--- Exercise goal ---
Copy, from the data below, every line that has "JSON" in it.

#### Information supplied

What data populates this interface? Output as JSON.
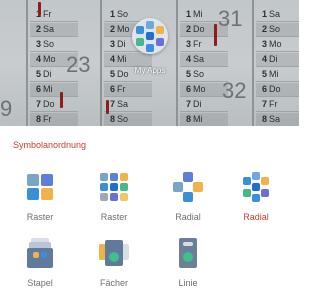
{
  "wallpaper": {
    "columns": [
      {
        "days": [
          [
            "1",
            "Fr"
          ],
          [
            "2",
            "Sa"
          ],
          [
            "3",
            "So"
          ],
          [
            "4",
            "Mo"
          ],
          [
            "5",
            "Di"
          ],
          [
            "6",
            "Mi"
          ],
          [
            "7",
            "Do"
          ],
          [
            "8",
            "Fr"
          ]
        ]
      },
      {
        "days": [
          [
            "1",
            "So"
          ],
          [
            "2",
            "Mo"
          ],
          [
            "3",
            "Di"
          ],
          [
            "4",
            "Mi"
          ],
          [
            "5",
            "Do"
          ],
          [
            "6",
            "Fr"
          ],
          [
            "7",
            "Sa"
          ],
          [
            "8",
            "So"
          ]
        ]
      },
      {
        "days": [
          [
            "1",
            "Mi"
          ],
          [
            "2",
            "Do"
          ],
          [
            "3",
            "Fr"
          ],
          [
            "4",
            "Sa"
          ],
          [
            "5",
            "So"
          ],
          [
            "6",
            "Mo"
          ],
          [
            "7",
            "Di"
          ],
          [
            "8",
            "Mi"
          ]
        ]
      },
      {
        "days": [
          [
            "1",
            "Sa"
          ],
          [
            "2",
            "So"
          ],
          [
            "3",
            "Mo"
          ],
          [
            "4",
            "Di"
          ],
          [
            "5",
            "Mi"
          ],
          [
            "6",
            "Do"
          ],
          [
            "7",
            "Fr"
          ],
          [
            "8",
            "Sa"
          ]
        ]
      }
    ],
    "week_numbers": {
      "w23": "23",
      "w31": "31",
      "w32": "32",
      "w9": "9"
    }
  },
  "folder": {
    "label": "My Apps"
  },
  "sheet": {
    "title": "Symbolanordnung",
    "options": [
      {
        "label": "Raster",
        "selected": false,
        "icon": "grid-4-icon"
      },
      {
        "label": "Raster",
        "selected": false,
        "icon": "grid-9-icon"
      },
      {
        "label": "Radial",
        "selected": false,
        "icon": "radial-icon"
      },
      {
        "label": "Radial",
        "selected": true,
        "icon": "radial-9-icon"
      },
      {
        "label": "Stapel",
        "selected": false,
        "icon": "stack-icon"
      },
      {
        "label": "Fächer",
        "selected": false,
        "icon": "fan-icon"
      },
      {
        "label": "Linie",
        "selected": false,
        "icon": "line-icon"
      }
    ]
  },
  "colors": {
    "accent": "#c8412f",
    "label": "#6f6f6f"
  }
}
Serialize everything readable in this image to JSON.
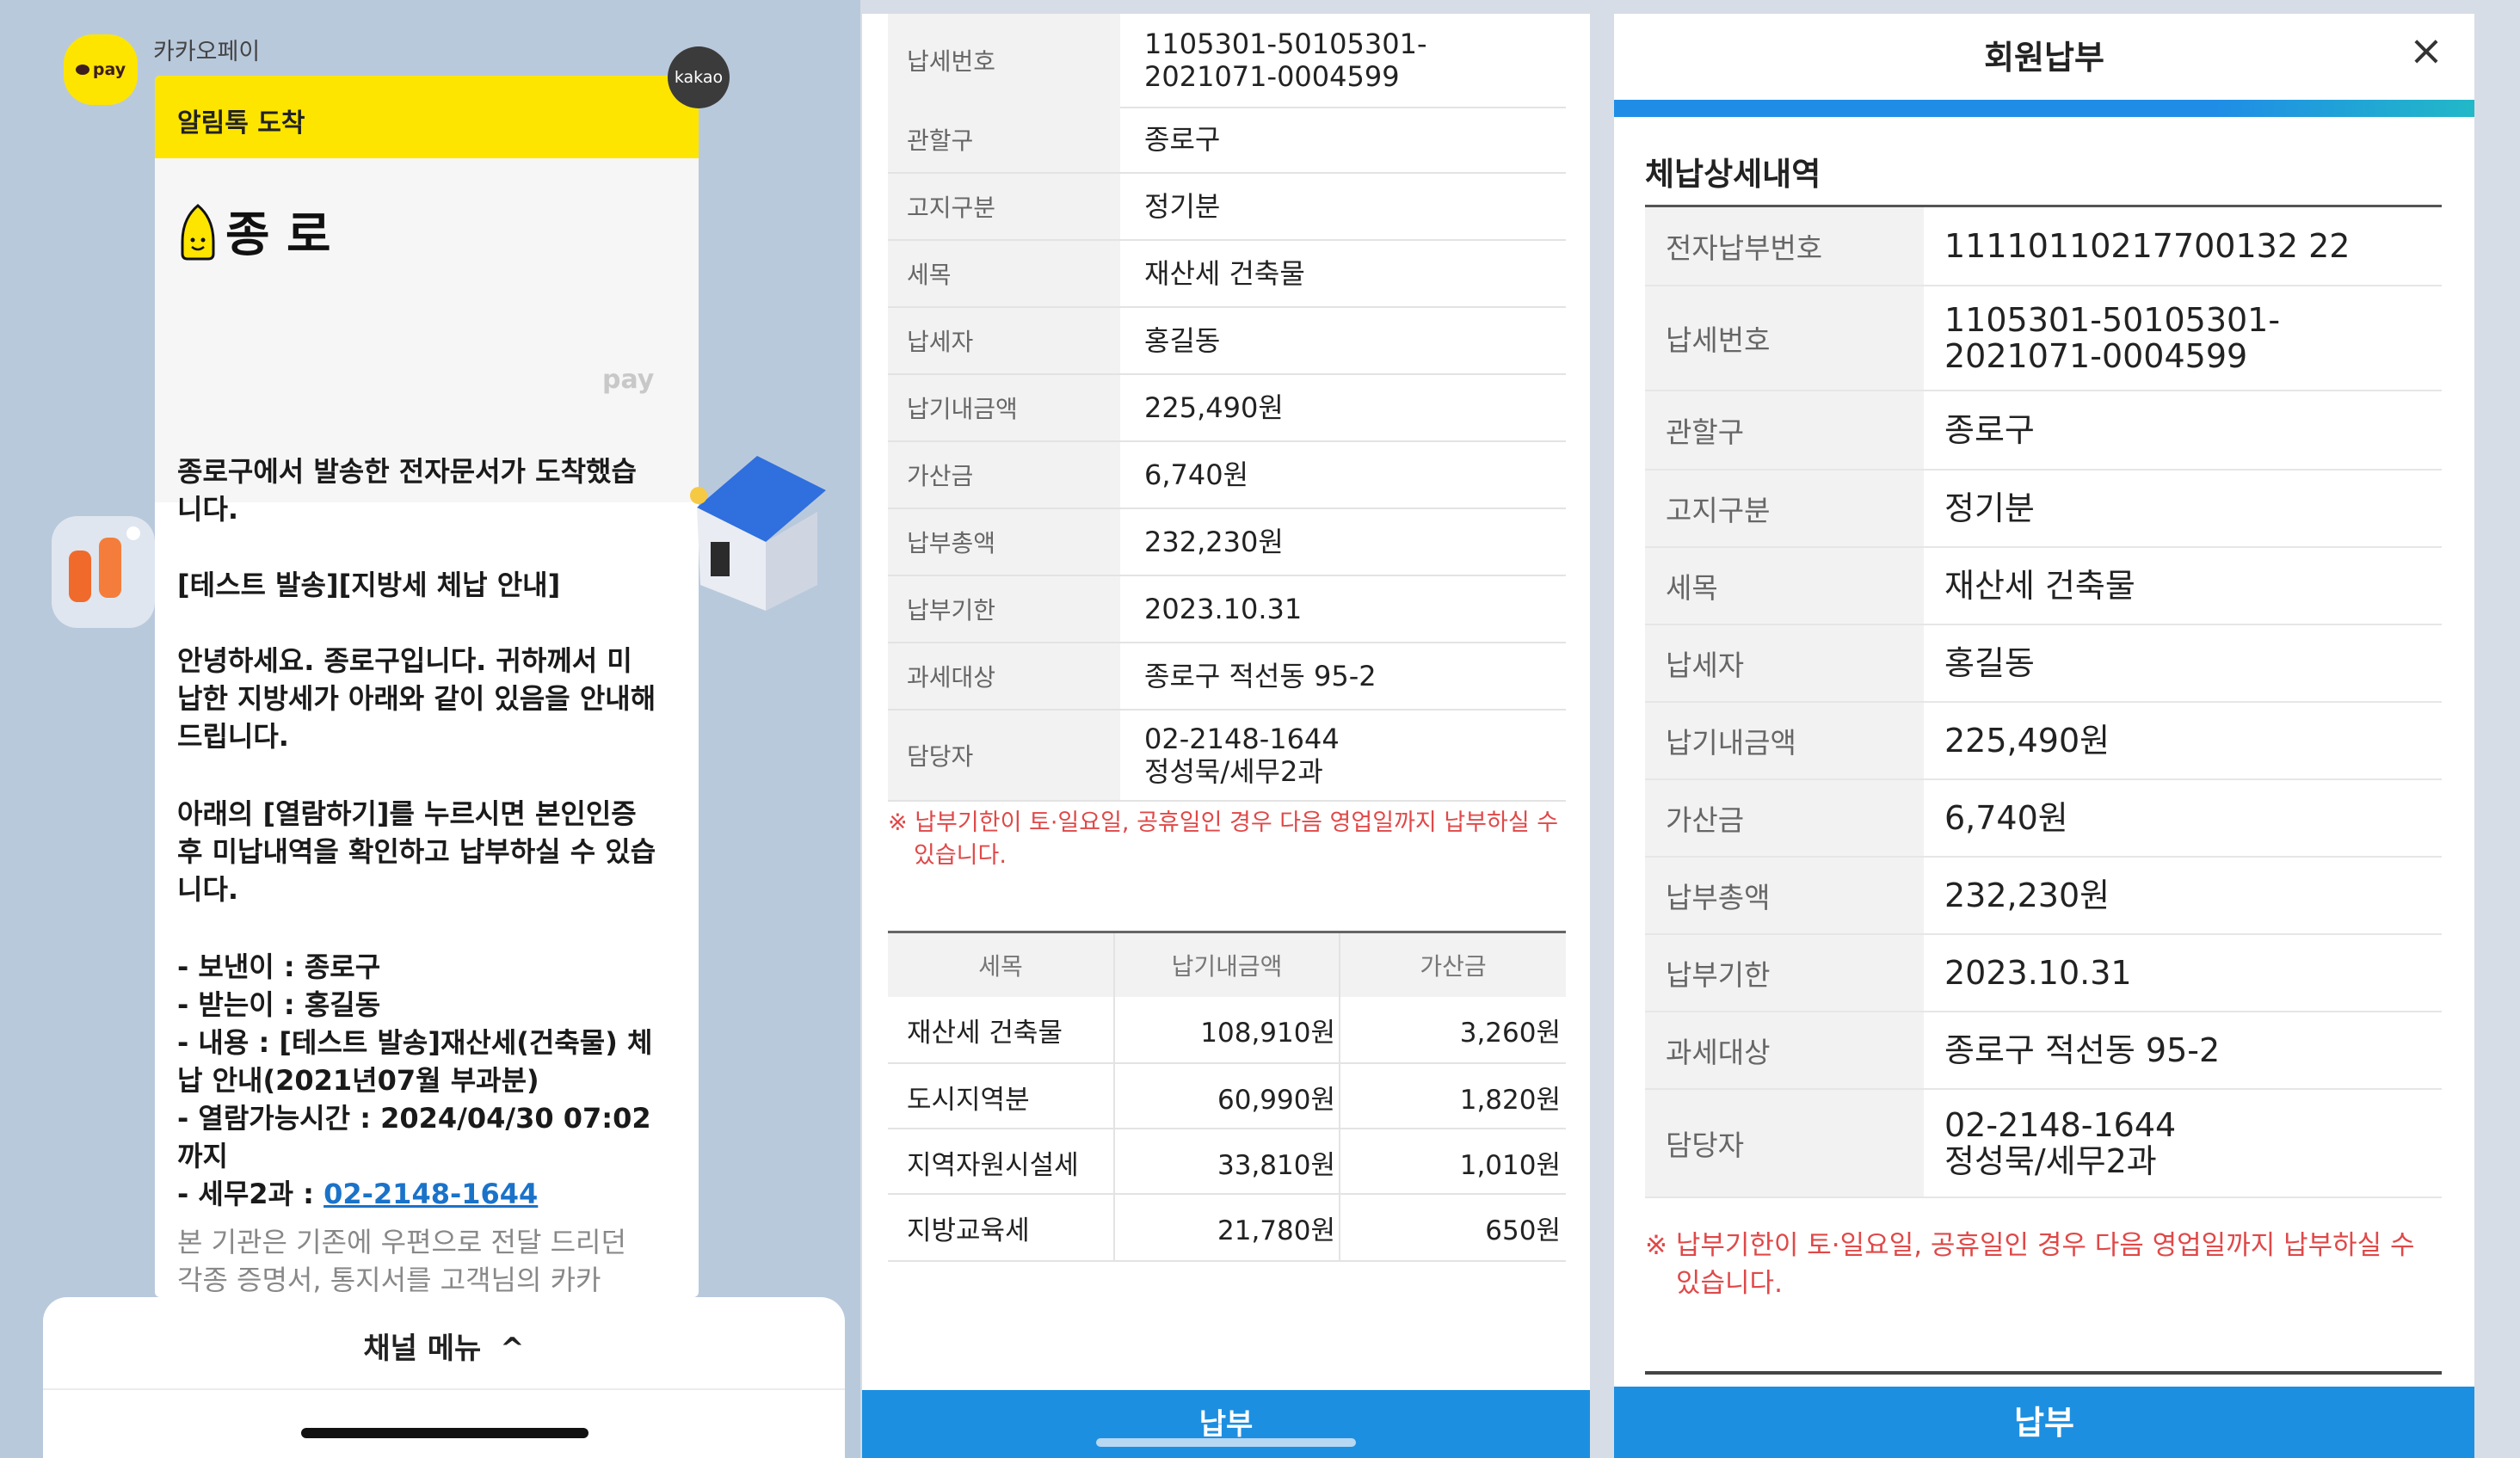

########

--- Reply to the exercise ---
What data populates this interface? Output as JSON.
Serialize everything readable in this image to JSON.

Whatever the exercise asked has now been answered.